Dhives Akuru (literally “island letters”) was used for writing the Maldivian language prior to the adoption of the Thaana script for this purpose. Dhives Akuru descended from the southern Brahmi family of scripts. The development of the script can be divided into three periods. Initially it was very similar to the Grantha script from which it was derived, then, around the 12th century, it developed into what is known as Evela Akuru, which is essentially an archaic form of Dhives Akuru. The script in its latest form developed around the 14th century, and was widely used until the early 18th century, when it began to be supplanted by the Thaana script. The two scripts were used synchronously for some time, but by the early 19th century Dhives Akuru had all but died out, with only a few atolls (groups of islands) in the south of the country reportedly using it as late as the early 1900s. The two scripts are genetically unrelated and bear very little resemblance to each other, aside from the shapes of a few Thaana characters which appear to have been based on Dhives Akuru characters.
Dhives Akuru is written from left to right. As would be expected given its derivation from Brahmi, it is an abugida, with each consonant letter representing a syllable containing an inherent vowel. This vowel can be changed by the addition of a vowel diacritic. The script includes 27 consonant letters; 10 independent vowel letters (for writing vowels that are not preceded by a consonant); 10 vowel diacritics; digits from 0-9; and 4 other diacritics: the virama, the candrabindu, a prenasalisation marker, and a gemination marker. Somewhat unusually, the virama sign has been extended to serve a number of other functions as well as its regular vowel-cancellation role. There are five contexts in which the virama is used to mark other phonological—or even semantic—processes; in these contexts the virama fulfills the same functions as the sukun character in Thaana orthography.

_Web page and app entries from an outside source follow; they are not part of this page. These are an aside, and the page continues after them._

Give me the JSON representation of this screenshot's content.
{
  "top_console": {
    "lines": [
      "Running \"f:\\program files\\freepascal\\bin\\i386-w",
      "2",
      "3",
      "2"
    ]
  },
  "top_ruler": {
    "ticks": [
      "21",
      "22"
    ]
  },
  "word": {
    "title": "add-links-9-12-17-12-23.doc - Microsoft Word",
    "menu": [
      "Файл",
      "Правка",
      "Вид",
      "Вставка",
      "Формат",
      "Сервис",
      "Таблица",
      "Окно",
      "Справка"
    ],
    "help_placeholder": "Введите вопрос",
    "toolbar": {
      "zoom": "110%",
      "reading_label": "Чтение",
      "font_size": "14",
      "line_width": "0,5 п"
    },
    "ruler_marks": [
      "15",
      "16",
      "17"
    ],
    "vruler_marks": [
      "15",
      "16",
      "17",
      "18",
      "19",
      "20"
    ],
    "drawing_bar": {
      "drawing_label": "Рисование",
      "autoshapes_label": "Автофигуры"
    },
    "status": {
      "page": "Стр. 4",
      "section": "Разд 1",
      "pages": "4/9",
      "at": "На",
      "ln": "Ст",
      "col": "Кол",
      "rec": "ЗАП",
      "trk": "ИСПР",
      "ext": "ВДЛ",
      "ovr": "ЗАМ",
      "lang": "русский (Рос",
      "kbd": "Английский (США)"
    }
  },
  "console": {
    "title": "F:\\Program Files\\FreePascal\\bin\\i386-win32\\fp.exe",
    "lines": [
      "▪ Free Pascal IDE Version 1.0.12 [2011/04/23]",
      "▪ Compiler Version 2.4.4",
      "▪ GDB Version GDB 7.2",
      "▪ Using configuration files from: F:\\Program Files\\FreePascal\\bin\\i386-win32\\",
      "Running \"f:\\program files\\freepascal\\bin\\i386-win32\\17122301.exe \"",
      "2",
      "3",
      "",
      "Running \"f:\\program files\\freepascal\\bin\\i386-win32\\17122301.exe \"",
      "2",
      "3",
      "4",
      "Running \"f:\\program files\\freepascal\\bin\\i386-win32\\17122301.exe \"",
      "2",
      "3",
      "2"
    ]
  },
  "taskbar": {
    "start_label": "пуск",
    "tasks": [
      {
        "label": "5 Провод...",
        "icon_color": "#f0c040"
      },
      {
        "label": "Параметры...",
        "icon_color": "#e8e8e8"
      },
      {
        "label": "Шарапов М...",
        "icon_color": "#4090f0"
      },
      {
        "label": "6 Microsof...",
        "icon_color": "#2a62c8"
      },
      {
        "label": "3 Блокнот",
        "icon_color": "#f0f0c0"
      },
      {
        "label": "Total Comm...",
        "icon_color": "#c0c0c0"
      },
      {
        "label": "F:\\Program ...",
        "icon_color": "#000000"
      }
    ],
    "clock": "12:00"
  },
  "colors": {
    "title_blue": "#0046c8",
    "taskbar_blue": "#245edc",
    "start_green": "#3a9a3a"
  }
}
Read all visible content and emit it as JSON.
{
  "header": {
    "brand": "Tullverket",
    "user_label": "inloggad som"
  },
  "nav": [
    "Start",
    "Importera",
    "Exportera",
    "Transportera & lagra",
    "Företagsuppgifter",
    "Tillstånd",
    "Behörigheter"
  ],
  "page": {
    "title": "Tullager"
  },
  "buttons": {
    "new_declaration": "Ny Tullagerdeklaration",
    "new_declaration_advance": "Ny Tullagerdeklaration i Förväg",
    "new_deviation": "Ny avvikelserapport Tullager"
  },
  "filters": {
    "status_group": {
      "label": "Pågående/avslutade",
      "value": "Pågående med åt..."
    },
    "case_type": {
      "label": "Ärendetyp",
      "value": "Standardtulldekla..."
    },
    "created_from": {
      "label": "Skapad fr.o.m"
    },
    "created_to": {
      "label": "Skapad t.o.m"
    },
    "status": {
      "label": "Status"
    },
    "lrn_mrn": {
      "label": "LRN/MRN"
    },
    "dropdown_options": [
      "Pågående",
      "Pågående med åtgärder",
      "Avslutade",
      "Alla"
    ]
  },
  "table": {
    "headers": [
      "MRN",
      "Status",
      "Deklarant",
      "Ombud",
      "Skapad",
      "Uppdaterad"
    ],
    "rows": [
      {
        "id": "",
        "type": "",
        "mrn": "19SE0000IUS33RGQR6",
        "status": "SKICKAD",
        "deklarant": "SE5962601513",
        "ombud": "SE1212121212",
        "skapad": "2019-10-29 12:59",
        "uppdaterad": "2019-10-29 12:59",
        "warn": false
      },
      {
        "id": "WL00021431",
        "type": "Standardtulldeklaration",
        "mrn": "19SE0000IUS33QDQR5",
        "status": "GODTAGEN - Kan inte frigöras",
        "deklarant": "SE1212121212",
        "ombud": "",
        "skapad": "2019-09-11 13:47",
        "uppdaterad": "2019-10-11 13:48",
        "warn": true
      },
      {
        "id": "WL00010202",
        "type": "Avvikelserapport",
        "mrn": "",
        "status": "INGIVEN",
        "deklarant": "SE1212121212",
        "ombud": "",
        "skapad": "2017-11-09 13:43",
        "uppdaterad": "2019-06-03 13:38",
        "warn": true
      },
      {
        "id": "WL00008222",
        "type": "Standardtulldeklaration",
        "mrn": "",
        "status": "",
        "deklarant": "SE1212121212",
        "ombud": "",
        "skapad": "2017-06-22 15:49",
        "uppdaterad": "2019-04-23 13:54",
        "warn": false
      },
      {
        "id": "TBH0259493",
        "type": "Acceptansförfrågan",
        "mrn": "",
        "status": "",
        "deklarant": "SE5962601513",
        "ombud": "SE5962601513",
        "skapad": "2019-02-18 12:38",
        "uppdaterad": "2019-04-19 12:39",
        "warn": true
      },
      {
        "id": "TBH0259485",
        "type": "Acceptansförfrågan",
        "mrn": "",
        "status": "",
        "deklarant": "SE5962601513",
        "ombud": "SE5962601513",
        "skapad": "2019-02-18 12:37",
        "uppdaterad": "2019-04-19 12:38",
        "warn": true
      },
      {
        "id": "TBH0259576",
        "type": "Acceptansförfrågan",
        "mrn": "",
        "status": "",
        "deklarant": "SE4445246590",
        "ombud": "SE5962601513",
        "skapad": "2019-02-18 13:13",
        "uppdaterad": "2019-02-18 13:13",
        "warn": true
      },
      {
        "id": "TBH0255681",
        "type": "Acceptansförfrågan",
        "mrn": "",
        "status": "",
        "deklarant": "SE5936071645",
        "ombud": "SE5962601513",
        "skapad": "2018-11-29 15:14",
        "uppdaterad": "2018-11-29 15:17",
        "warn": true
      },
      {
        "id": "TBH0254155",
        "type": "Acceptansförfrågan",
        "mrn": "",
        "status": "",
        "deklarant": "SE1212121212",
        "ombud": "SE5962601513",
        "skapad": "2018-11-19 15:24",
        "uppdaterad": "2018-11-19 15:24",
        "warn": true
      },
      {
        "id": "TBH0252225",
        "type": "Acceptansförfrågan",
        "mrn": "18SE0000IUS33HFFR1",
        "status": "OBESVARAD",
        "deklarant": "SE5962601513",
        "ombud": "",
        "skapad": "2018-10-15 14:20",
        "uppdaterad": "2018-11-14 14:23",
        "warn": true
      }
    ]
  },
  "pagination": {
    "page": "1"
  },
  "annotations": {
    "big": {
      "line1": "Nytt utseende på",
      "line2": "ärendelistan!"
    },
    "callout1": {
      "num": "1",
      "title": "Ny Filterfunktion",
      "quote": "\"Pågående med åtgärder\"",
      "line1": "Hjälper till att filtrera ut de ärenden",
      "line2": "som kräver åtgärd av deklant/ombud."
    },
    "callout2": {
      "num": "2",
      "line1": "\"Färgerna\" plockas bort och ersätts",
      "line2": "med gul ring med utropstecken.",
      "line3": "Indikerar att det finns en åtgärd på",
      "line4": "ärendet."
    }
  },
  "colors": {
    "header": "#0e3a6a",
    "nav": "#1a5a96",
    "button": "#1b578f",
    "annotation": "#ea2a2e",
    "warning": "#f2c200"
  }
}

This script is not currently recognized by ISO 15924, but is included in ScriptSource for research purposes. If you have any information on this script, please add the information to the site. Your contributions can be a great help in refining and expanding the ISO 15924 standard.